▶ **Task prompt**:
Copy out each line of the data that includes the string "Records".

▶ **Data provided**:
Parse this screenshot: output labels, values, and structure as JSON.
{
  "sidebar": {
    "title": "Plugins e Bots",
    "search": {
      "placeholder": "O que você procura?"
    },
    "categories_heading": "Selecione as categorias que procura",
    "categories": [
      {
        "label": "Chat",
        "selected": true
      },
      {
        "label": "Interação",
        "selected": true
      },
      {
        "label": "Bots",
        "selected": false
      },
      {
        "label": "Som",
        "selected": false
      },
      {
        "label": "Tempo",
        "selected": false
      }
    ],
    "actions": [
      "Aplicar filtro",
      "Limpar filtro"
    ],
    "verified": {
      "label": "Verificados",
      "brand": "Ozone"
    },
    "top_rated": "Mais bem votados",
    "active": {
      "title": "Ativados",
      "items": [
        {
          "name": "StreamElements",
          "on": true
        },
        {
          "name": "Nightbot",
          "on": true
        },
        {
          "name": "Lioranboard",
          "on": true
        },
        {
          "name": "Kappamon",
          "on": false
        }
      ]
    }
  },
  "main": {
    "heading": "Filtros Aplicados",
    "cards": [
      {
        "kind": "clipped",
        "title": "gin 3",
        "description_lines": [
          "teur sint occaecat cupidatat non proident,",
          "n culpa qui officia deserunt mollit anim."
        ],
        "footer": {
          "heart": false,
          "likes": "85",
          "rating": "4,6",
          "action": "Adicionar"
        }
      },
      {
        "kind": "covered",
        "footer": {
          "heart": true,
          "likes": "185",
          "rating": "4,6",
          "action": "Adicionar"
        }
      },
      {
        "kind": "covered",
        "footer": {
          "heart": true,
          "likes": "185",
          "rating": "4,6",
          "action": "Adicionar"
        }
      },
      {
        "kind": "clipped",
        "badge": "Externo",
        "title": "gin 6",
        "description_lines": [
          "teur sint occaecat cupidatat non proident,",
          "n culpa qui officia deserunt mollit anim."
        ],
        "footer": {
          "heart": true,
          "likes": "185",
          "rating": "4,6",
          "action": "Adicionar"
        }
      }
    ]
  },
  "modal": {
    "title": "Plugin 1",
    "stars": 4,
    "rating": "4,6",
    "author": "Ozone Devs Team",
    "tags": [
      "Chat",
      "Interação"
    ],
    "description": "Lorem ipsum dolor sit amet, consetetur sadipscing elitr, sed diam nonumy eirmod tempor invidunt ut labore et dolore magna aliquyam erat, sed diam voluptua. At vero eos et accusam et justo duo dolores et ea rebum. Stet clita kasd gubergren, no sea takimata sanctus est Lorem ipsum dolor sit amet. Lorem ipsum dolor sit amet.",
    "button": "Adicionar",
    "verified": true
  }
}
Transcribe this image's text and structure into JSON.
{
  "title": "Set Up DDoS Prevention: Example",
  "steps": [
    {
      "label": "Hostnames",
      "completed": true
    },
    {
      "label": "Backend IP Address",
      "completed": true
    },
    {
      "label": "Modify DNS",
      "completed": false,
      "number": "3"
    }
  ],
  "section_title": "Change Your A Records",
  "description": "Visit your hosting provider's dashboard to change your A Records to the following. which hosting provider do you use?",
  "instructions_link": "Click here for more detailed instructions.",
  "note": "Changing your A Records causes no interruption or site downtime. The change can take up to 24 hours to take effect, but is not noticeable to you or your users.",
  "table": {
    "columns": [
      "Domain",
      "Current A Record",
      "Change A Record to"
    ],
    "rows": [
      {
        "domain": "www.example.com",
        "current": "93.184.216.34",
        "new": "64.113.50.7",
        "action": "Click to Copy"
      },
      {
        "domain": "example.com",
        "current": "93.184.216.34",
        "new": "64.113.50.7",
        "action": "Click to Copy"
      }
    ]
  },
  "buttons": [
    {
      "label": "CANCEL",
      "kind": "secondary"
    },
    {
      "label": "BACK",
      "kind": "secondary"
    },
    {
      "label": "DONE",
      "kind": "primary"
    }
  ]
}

▶ **The answer**:
  "section_title": "Change Your A Records",
  "description": "Visit your hosting provider's dashboard to change your A Records to the following. which hosting provider do you use?",
  "note": "Changing your A Records causes no interruption or site downtime. The change can take up to 24 hours to take effect, but is not noticeable to you or your users.",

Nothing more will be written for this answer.